The path is clearly visible through the pine trees and lava boulders up to an elevation of about 2400 meters (8000 feet). At this point, the hiker is above tree line and the summit is visible. This is a good psychological boost, because the trail gets harder to follow and rougher. But the views keep getting better and better…
Mount Shasta is visible along most of the upper part of the climb. It is at the right side of this photo (looking southwest), although haze obscures the view. Fish Lake, where we camped, is in the foreground; Howard Prairie Lake is a thin sliver in the photo’s center. Pilot Rock is also visible, if you know where to look.
Once at the top, there is a stunning 360-degree view of surrounding mountain ranges. This view, at the summit, is toward the west, with the northern part of the Rogue Valley visible in the upper left part of the photo.
Another view from the summit looks eastward, toward Klamath Lake in the distance; the smaller lakes are Lake of the Woods (right side) and Fourmile Lake (left side).
Heading east, looking down from the summit, it’s possible to see the contrast between the south side of the volcano, which is less steep and forested, and the north side, which is very steep and eroded from glacial scouring. The upper part of the trail parallels this prominent east–west-trending ridge.
Another view of the steep, eroded north flank gives a sense of how much of the volcano’s mass has been removed by glaciers. Mount McLoughlin is within the Sky Lakes Wilderness Area that includes these ranges north of the peak. With binoculars we could see in the far distance the Two Sisters and Mount Bachelor volcanoes that are located west of Bend.
Some hikers speed hike the peak, making it up and down in less than 6 hours.
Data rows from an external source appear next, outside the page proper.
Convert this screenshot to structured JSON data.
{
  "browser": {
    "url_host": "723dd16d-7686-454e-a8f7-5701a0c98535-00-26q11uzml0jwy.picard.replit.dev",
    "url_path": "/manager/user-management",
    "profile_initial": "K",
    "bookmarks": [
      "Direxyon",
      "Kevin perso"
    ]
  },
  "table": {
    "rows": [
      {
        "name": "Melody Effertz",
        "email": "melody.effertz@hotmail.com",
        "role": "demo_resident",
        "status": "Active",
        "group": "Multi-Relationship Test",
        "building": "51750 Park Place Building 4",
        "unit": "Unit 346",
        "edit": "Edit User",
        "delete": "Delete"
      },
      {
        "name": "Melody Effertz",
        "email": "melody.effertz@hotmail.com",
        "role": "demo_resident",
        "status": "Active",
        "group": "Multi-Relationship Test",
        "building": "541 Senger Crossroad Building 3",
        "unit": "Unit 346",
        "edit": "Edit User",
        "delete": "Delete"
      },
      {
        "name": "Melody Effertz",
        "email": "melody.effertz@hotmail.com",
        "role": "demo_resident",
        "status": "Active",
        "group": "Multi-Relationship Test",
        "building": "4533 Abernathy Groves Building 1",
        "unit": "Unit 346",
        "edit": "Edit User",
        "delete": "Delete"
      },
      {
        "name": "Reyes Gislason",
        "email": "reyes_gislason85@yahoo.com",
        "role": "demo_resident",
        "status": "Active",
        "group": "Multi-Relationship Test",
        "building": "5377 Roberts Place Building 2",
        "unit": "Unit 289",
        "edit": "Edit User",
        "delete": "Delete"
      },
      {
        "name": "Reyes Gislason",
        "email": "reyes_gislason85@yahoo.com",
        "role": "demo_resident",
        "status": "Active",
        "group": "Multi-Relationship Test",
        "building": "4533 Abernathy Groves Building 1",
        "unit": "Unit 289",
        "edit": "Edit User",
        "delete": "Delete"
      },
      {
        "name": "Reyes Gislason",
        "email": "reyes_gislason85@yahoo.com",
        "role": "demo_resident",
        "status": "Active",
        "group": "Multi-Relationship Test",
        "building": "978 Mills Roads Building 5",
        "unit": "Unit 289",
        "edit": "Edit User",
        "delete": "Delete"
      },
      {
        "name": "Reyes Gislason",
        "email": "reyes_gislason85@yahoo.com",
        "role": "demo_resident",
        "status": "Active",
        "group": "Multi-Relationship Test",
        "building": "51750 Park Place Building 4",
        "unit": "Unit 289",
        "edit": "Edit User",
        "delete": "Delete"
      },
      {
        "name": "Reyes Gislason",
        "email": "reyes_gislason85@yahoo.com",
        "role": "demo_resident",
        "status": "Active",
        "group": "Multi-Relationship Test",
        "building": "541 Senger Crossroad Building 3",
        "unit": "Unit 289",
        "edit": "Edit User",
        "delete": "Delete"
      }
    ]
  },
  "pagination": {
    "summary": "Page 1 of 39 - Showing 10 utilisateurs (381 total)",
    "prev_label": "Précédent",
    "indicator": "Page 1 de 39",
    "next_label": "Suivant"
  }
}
We took our time, pausing to rest and savor the views, taking 9.5 hours in total. It was satisfying to “bag” this peak that is such a distinctive part of the local landscape.